The ordinary conservative

In Chapter 1 of Roger Scruton’s How to be a Conservative, we find the following description of an ordinary conservative in our present society.

Ordinary conservatives – and many, possibly most, people fall into this category – are constantly told that their ideas and sentiments are reactionary, prejudiced, sexist or racist. Just by being the thing they are they offend against the new norms of inclusiveness and non-discrimination. Their honest attempts to live by their lights, raising families, enjoying communities, worshipping their gods, and adopting a settled and affirmative culture – these attempts are scorned and ridiculed by the Guardian class. In intellectual circles conservatives therefore move quietly and discreetly, catching each other’s eyes across the room like the homosexuals in Proust, whom that great writer compared to Homer’s gods, known only to each other as they move in disguise around the world of mortals.

How ironic that Scruton uses the image of the secretive homosexual in Proust’s books to describe how the conservative must behave in intellectual circles today.

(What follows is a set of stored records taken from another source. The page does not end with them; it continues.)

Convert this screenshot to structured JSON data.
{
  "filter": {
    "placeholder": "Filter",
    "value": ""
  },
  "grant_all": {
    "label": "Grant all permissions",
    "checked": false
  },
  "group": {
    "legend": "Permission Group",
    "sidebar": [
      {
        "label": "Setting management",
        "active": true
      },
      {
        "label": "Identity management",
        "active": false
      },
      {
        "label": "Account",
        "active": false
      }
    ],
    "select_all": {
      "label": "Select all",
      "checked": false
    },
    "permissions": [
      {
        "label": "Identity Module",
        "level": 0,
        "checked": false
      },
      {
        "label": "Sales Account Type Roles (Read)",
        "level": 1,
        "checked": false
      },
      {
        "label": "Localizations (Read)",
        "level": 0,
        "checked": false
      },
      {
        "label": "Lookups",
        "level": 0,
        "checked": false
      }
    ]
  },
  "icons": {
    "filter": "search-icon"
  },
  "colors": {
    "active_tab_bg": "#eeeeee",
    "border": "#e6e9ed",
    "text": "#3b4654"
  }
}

Scruton, Roger. How to be a Conservative (Kindle Locations 75-81). Bloomsbury Publishing. Kindle Edition.